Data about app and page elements

· · · · ·

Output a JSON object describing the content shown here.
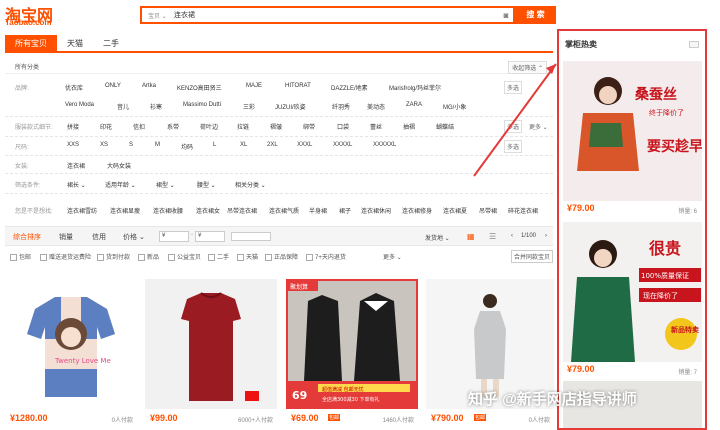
{
  "brand": {
    "logo_cn": "淘宝网",
    "logo_en": "Taobao.com",
    "color": "#ff5000"
  },
  "search": {
    "scope": "宝贝",
    "value": "连衣裙",
    "button": "搜 索"
  },
  "tabs": [
    "所有宝贝",
    "天猫",
    "二手"
  ],
  "crumb": {
    "label": "所有分类",
    "collapse": "收起筛选"
  },
  "filters": [
    {
      "label": "品牌:",
      "values": [
        "优衣库",
        "ONLY",
        "Artka",
        "KENZO高田贤三",
        "MAJE",
        "HITORAT",
        "DAZZLE/地素",
        "Marisfrolg/玛丝菲尔",
        "Vero Moda",
        "音儿",
        "衫寒",
        "Massimo Dutti",
        "三彩",
        "JUZUI/玖姿",
        "纤羽秀",
        "美动态",
        "ZARA",
        "MG/小象"
      ],
      "more": "多选"
    },
    {
      "label": "服装款式细节:",
      "values": [
        "拼接",
        "印花",
        "信扣",
        "系带",
        "荷叶边",
        "拉链",
        "褶皱",
        "绑带",
        "口袋",
        "蕾丝",
        "抽褶",
        "蝴蝶结"
      ],
      "more": "多选",
      "more2": "更多"
    },
    {
      "label": "尺码:",
      "values": [
        "XXS",
        "XS",
        "S",
        "M",
        "均码",
        "L",
        "XL",
        "2XL",
        "XXXL",
        "XXXXL",
        "XXXXXL"
      ],
      "more": "多选"
    },
    {
      "label": "女装:",
      "values": [
        "连衣裙",
        "大码女装"
      ]
    },
    {
      "label": "筛选条件:",
      "values": [
        "裙长",
        "适用年龄",
        "裙型",
        "腰型",
        "相关分类"
      ]
    },
    {
      "label": "您是不是想找:",
      "values": [
        "连衣裙雪纺",
        "连衣裙显瘦",
        "连衣裙收腰",
        "连衣裙女",
        "吊带连衣裙",
        "连衣裙气质",
        "半身裙",
        "裙子",
        "连衣裙休闲",
        "连衣裙修身",
        "连衣裙夏",
        "吊带裙",
        "碎花连衣裙"
      ]
    }
  ],
  "sort": {
    "items": [
      "综合排序",
      "销量",
      "信用",
      "价格"
    ],
    "price_from": "¥",
    "price_to": "¥",
    "ship": "发货地",
    "page": "1/100"
  },
  "checks": {
    "items": [
      "包邮",
      "赠送退货运费险",
      "货到付款",
      "新品",
      "公益宝贝",
      "二手",
      "天猫",
      "正品保障",
      "7+天内退货"
    ],
    "more": "更多",
    "merge": "合并同款宝贝"
  },
  "cards": [
    {
      "price": "¥1280.00",
      "sales": "0人付款",
      "text": "Twenty Love Me"
    },
    {
      "price": "¥99.00",
      "sales": "6000+人付款",
      "text": ""
    },
    {
      "price": "¥69.00",
      "sales": "1460人付款",
      "badge": "包邮",
      "text": "蓝色款式 69 ¥69",
      "promo1": "聚划算",
      "promo2": "超值满减 包邮无忧",
      "promo3": "全店满300减30 下单有礼"
    },
    {
      "price": "¥790.00",
      "sales": "0人付款",
      "badge": "包邮",
      "text": ""
    }
  ],
  "sidebar": {
    "title": "掌柜热卖",
    "items": [
      {
        "price": "¥79.00",
        "sales": "销量: 6",
        "text1": "桑蚕丝",
        "text2": "终于降价了",
        "text3": "要买趁早"
      },
      {
        "price": "¥79.00",
        "sales": "销量: 7",
        "text1": "很贵",
        "text2": "100%质量保证",
        "text3": "现在降价了",
        "text4": "新品特卖"
      }
    ]
  },
  "watermark": "知乎 @新手网店指导讲师"
}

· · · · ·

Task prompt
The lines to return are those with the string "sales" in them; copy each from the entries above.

Output for this task
      "sales": "0人付款",
      "sales": "6000+人付款",
      "sales": "1460人付款",
      "sales": "0人付款",
        "sales": "销量: 6",
        "sales": "销量: 7",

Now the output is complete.